The University of Arizona
 

History, Pharmacology, and Prevalence
Methamphetamine Overview:
Pharmacology

Neurobiology

MA affects the central nervous system (CNS) by releasing monoamine neurotransmitters such as dopamine, norepinephrine, and serotonin.  Administration of MA leads to many pharmacological effects due to its ability to use various molecular processes.[1]  MA increases levels of monoamines by forcing the monoamines out of their storage vesicles and expelling them into the synaptic gap by making the dopamine transporters work in reverse.[2]  Other mechanisms by which methamphetamine are known to increase monoamine levels are by:

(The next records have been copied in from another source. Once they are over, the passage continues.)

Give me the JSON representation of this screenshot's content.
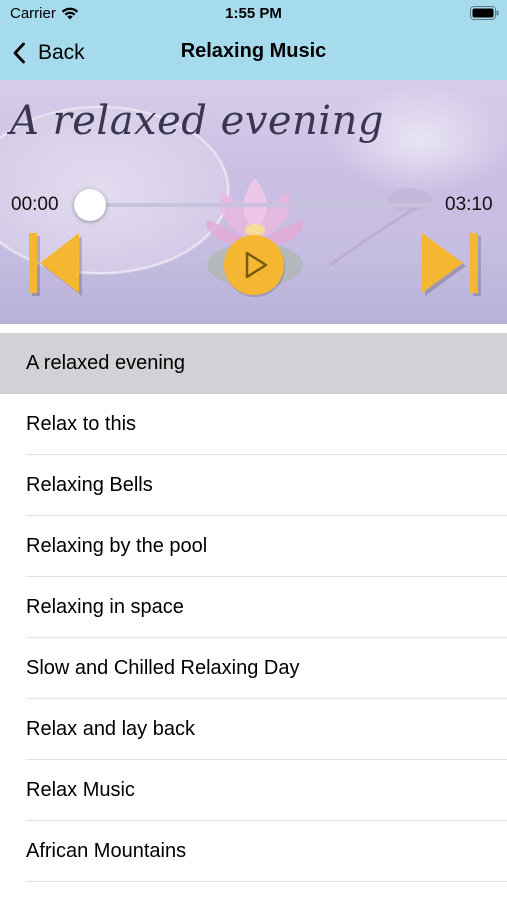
{
  "status_bar": {
    "carrier": "Carrier",
    "time": "1:55 PM"
  },
  "nav": {
    "back_label": "Back",
    "title": "Relaxing Music"
  },
  "player": {
    "now_playing_title": "A relaxed evening",
    "elapsed": "00:00",
    "duration": "03:10",
    "progress": 0,
    "accent_color": "#f5b732"
  },
  "playlist": {
    "selected_index": 0,
    "items": [
      {
        "label": "A relaxed evening"
      },
      {
        "label": "Relax to this"
      },
      {
        "label": "Relaxing Bells"
      },
      {
        "label": "Relaxing by the pool"
      },
      {
        "label": "Relaxing in space"
      },
      {
        "label": "Slow and Chilled Relaxing Day"
      },
      {
        "label": "Relax and lay back"
      },
      {
        "label": "Relax Music"
      },
      {
        "label": "African Mountains"
      }
    ]
  },
  "icons": {
    "back": "chevron-left-icon",
    "wifi": "wifi-icon",
    "battery": "battery-icon",
    "previous": "skip-previous-icon",
    "play": "play-icon",
    "next": "skip-next-icon"
  },
  "colors": {
    "header_bg": "#a6dbee",
    "selected_row_bg": "#d1d1d6",
    "control_accent": "#f5b732"
  }
}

  • Blocking the reuptake of monoamines by inhibiting the activity of monoamine transporters
  • Decreasing the expression of dopamine transporters at the cell surface
  • Increasing cytosolic levels of monoamines by inhibiting the activity of monoamine oxidase (MAO)
  • Increasing the activity and expression of the dopamine-synthesizing enzyme tyrosine hydroxylase (TH)

In addition to releasing potent amounts of monoamines, MA has a high lipid solubility that leads to a relatively fast transfer of the drug across the blood brain barrier.[1]
Click here to see an animation on how MA works in the brain.
(activate the animation by clicking on “without amphetamine” “reload” or “with amphetamine”)

Timing of Effects

Injecting or smoking MA results in an almost instantaneous euphoric sensation that lasts several minutes and is described by users as a “rush;” this is then followed by a “high” (a less intense euphoric effect) that can last for hours.  When users smoke methamphetamine, it is taken directly to the pulmonary vascular bed which has a large surface area and can absorb the drug quickly.[3,4]  Smoking, consequently, approximates injecting in terms of delivering the drug to the brain.

Unlike injecting and smoking, snorting or oral consumption do not produce a rush.  They do, however, produce a high that lasts longer than the high associated with smoking and injecting, possibly because snorting and oral administration result in slower and thus lengthier, absorption.[5]

Metabolism

The liver is primarily responsible for the breakdown of MA.  The drug undergoes oxidation and glucuronidation in the liver creating amphetamine, norephedrine, and p-hydroxynorephedrine.  The oxidation of MA to amphetamine is partly done by cytochrome P-450 (CYP) isoenzyme 2D6.  The elimination half-life (t-1/2) of MA is dependent on the urine pH.  When urine pH is six to eight, the half-life is about 12 hours, staying constant and unaffected by the route of administration.[6]

 

References

  • (1) Barr AM, Panenka WJ, MacEwan GW, Thornton AE, Lang DJ, Honer WG, et al. The need for speed: an update on methamphetamine addiction. Journal of Psychiatry and Neuroscience 2006 Mar 6;31(5):301-13.
  • (2) Canadian Institutes of Health Research. How Drugs Affect Neurotransmitters. Web 2007. Available from: URL: http://thebrain.mcgill.ca/flash/i/i_03/i_03_m/i_03_m_par/i_03_m_par_cocaine.html#drogues
  • (3) Warner EA. Cocaine Abuse. Ann Intern Med 1993 Aug 1;119(3):226-35.
  • (4) Middleton PM. Cerebrovascular Effects of Cocaine. The Internet Journal of Emergency Medicine 2004;2(1).
  • (5) Meredith CW, Jaffe C, Ang-Lee K, Saxon AJ. Implications of Chronic Methamphetamine Use: A Literature Review. Harvard Review of Psychiatry 2005 May;13(3):141-54.
  • (6) Donaldson M, Goodchild JH. Oral health of the methamphetamine abuser. American Journal of Health-System Pharmacy 2006 Nov 1;63(21):2078-82.